Linguists are concerned with variations in language according to social setting, which is called sociolinguistics, geographical regions, called dialectology, and time periods or historical linguistics. Psycholinguistics investigates the relationship between language and the mind.
Representative Job Titles and Area of Specialization
- Bilingual Education
- Communication Disorders Specialist
- Foreign Service Officer *
- Grant/Proposal Writer
- Journalist *
- Lawyer *
- Market Researcher
- Professor/Instructor/Teacher *
- Psycholinguist *
- Public Relations
- Social Work
- Speech Therapy
- Technical Writer
* See Training section
Nature of the Work
The most common careers for Linguists are: teaching English as a second language; writing textbooks, or planning and administering English-teaching programs.
Several government agencies, such as the Foreign Service Institute of the State Department, hire linguists to supervise language training programs. Others, such as the Department of the Interior, have linguists work in specialized areas like determining geographical names for mapping purposes.
Lexicographers are involved with the publishing of dictionaries. They are concerned with details such as pronunciation, the definition of grammatical terms, dialectal variation, and etymology.
Linguists also are involved in publishing foreign language textbooks and developing elementary and secondary programs in reading, writing and spelling.
Linguists are hired as technical writers, who put scientific and technical information into readily understandable language in the preparation of manuals, catalogs, instructional materials and engineering reports.
Places of Employment
- Consulting firms
- Elementary and secondary schools
- Federal government
- Central Intelligence Agency
- Department of Defense
- Department of the Interior
- Department of State
- Immigration and Naturalization Service
- International organizations
- Language institutes
- Manufacturing firms
- Publishing companies
- Research institutes
- United Nations
- Universities and colleges
Many of the jobs listed above may be obtained with a bachelor's degree depending on the type of coursework you completed and experience you gained as an undergrad.

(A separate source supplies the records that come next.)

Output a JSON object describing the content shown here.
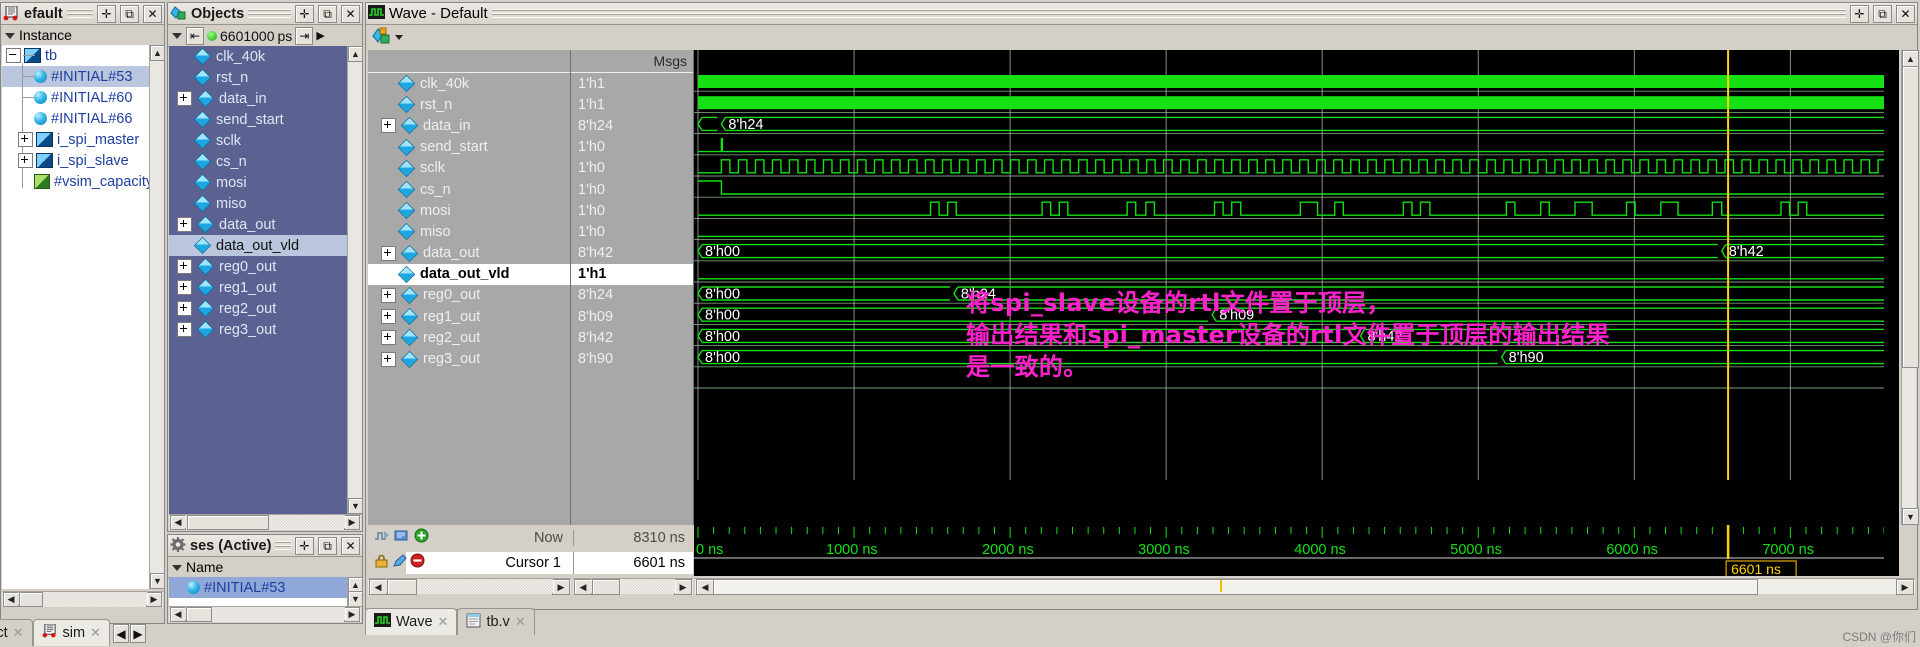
{
  "instance_panel": {
    "title": "efault",
    "column_header": "Instance",
    "buttons": [
      "+",
      "undock",
      "x"
    ],
    "rows": [
      {
        "label": "tb",
        "icon": "module-icon",
        "depth": 0,
        "expander": "minus",
        "selected": false
      },
      {
        "label": "#INITIAL#53",
        "icon": "process-icon",
        "depth": 1,
        "expander": "none",
        "selected": true
      },
      {
        "label": "#INITIAL#60",
        "icon": "process-icon",
        "depth": 1,
        "expander": "none",
        "selected": false
      },
      {
        "label": "#INITIAL#66",
        "icon": "process-icon",
        "depth": 1,
        "expander": "none",
        "selected": false
      },
      {
        "label": "i_spi_master",
        "icon": "module-icon",
        "depth": 1,
        "expander": "plus",
        "selected": false
      },
      {
        "label": "i_spi_slave",
        "icon": "module-icon",
        "depth": 1,
        "expander": "plus",
        "selected": false
      },
      {
        "label": "#vsim_capacity#",
        "icon": "capacity-icon",
        "depth": 1,
        "expander": "none",
        "selected": false
      }
    ]
  },
  "objects_panel": {
    "title": "Objects",
    "time_value": "6601000",
    "time_unit": "ps",
    "items": [
      {
        "label": "clk_40k",
        "expandable": false,
        "selected": false
      },
      {
        "label": "rst_n",
        "expandable": false,
        "selected": false
      },
      {
        "label": "data_in",
        "expandable": true,
        "selected": false
      },
      {
        "label": "send_start",
        "expandable": false,
        "selected": false
      },
      {
        "label": "sclk",
        "expandable": false,
        "selected": false
      },
      {
        "label": "cs_n",
        "expandable": false,
        "selected": false
      },
      {
        "label": "mosi",
        "expandable": false,
        "selected": false
      },
      {
        "label": "miso",
        "expandable": false,
        "selected": false
      },
      {
        "label": "data_out",
        "expandable": true,
        "selected": false
      },
      {
        "label": "data_out_vld",
        "expandable": false,
        "selected": true
      },
      {
        "label": "reg0_out",
        "expandable": true,
        "selected": false
      },
      {
        "label": "reg1_out",
        "expandable": true,
        "selected": false
      },
      {
        "label": "reg2_out",
        "expandable": true,
        "selected": false
      },
      {
        "label": "reg3_out",
        "expandable": true,
        "selected": false
      }
    ]
  },
  "processes_panel": {
    "title": "ses (Active)",
    "column_header": "Name",
    "rows": [
      {
        "label": "#INITIAL#53"
      }
    ]
  },
  "wave_panel": {
    "title": "Wave - Default",
    "msgs_header": "Msgs",
    "signals": [
      {
        "name": "clk_40k",
        "value": "1'h1",
        "expandable": false,
        "selected": false,
        "kind": "clock-fast"
      },
      {
        "name": "rst_n",
        "value": "1'h1",
        "expandable": false,
        "selected": false,
        "kind": "high"
      },
      {
        "name": "data_in",
        "value": "8'h24",
        "expandable": true,
        "selected": false,
        "kind": "bus",
        "segments": [
          {
            "label": "",
            "start": 0,
            "end": 150
          },
          {
            "label": "8'h24",
            "start": 150,
            "end": 8310
          }
        ]
      },
      {
        "name": "send_start",
        "value": "1'h0",
        "expandable": false,
        "selected": false,
        "kind": "pulse-early"
      },
      {
        "name": "sclk",
        "value": "1'h0",
        "expandable": false,
        "selected": false,
        "kind": "clock-slow"
      },
      {
        "name": "cs_n",
        "value": "1'h0",
        "expandable": false,
        "selected": false,
        "kind": "cs"
      },
      {
        "name": "mosi",
        "value": "1'h0",
        "expandable": false,
        "selected": false,
        "kind": "mosi"
      },
      {
        "name": "miso",
        "value": "1'h0",
        "expandable": false,
        "selected": false,
        "kind": "low"
      },
      {
        "name": "data_out",
        "value": "8'h42",
        "expandable": true,
        "selected": false,
        "kind": "bus",
        "segments": [
          {
            "label": "8'h00",
            "start": 0,
            "end": 6560
          },
          {
            "label": "8'h42",
            "start": 6560,
            "end": 8310
          }
        ]
      },
      {
        "name": "data_out_vld",
        "value": "1'h1",
        "expandable": false,
        "selected": true,
        "kind": "low"
      },
      {
        "name": "reg0_out",
        "value": "8'h24",
        "expandable": true,
        "selected": false,
        "kind": "bus",
        "segments": [
          {
            "label": "8'h00",
            "start": 0,
            "end": 1640
          },
          {
            "label": "8'h24",
            "start": 1640,
            "end": 8310
          }
        ]
      },
      {
        "name": "reg1_out",
        "value": "8'h09",
        "expandable": true,
        "selected": false,
        "kind": "bus",
        "segments": [
          {
            "label": "8'h00",
            "start": 0,
            "end": 3295
          },
          {
            "label": "8'h09",
            "start": 3295,
            "end": 8310
          }
        ]
      },
      {
        "name": "reg2_out",
        "value": "8'h42",
        "expandable": true,
        "selected": false,
        "kind": "bus",
        "segments": [
          {
            "label": "8'h00",
            "start": 0,
            "end": 4245
          },
          {
            "label": "8'h42",
            "start": 4245,
            "end": 8310
          }
        ]
      },
      {
        "name": "reg3_out",
        "value": "8'h90",
        "expandable": true,
        "selected": false,
        "kind": "bus",
        "segments": [
          {
            "label": "8'h00",
            "start": 0,
            "end": 5150
          },
          {
            "label": "8'h90",
            "start": 5150,
            "end": 8310
          }
        ]
      }
    ],
    "now_label": "Now",
    "now_value": "8310 ns",
    "cursor_label": "Cursor 1",
    "cursor_value": "6601 ns",
    "cursor_marker": "6601 ns",
    "cursor_time_ns": 6601,
    "time_axis": {
      "ticks": [
        "0 ns",
        "1000 ns",
        "2000 ns",
        "3000 ns",
        "4000 ns",
        "5000 ns",
        "6000 ns",
        "7000 ns"
      ],
      "min_ns": 0,
      "max_ns": 7600
    }
  },
  "annotation": {
    "color": "#ff22cc",
    "lines": [
      "将spi_slave设备的rtl文件置于顶层，",
      "输出结果和spi_master设备的rtl文件置于顶层的输出结果",
      "是一致的。"
    ]
  },
  "bottom_tabs": {
    "left": [
      {
        "label": "oject",
        "active": false,
        "closable": true
      },
      {
        "label": "sim",
        "active": true,
        "closable": true
      }
    ],
    "wave": [
      {
        "label": "Wave",
        "active": true,
        "closable": true,
        "icon": "wave-icon"
      },
      {
        "label": "tb.v",
        "active": false,
        "closable": true,
        "icon": "file-icon"
      }
    ]
  },
  "watermark": "CSDN @你们"
}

Job titles designated by an asterisk generally require specific education and/or experience beyond the bachelor's degree.
A master's degree is sufficient for teaching positions if you want to specialize in bilingual education or English as a Second Language. If you are considering a career in teaching and research at a university, you should pursue a Ph.D.
For further information and/or career counseling contact the UCR Career Center, (951) 827-3631.
The following documents may provide further ideas for exploration.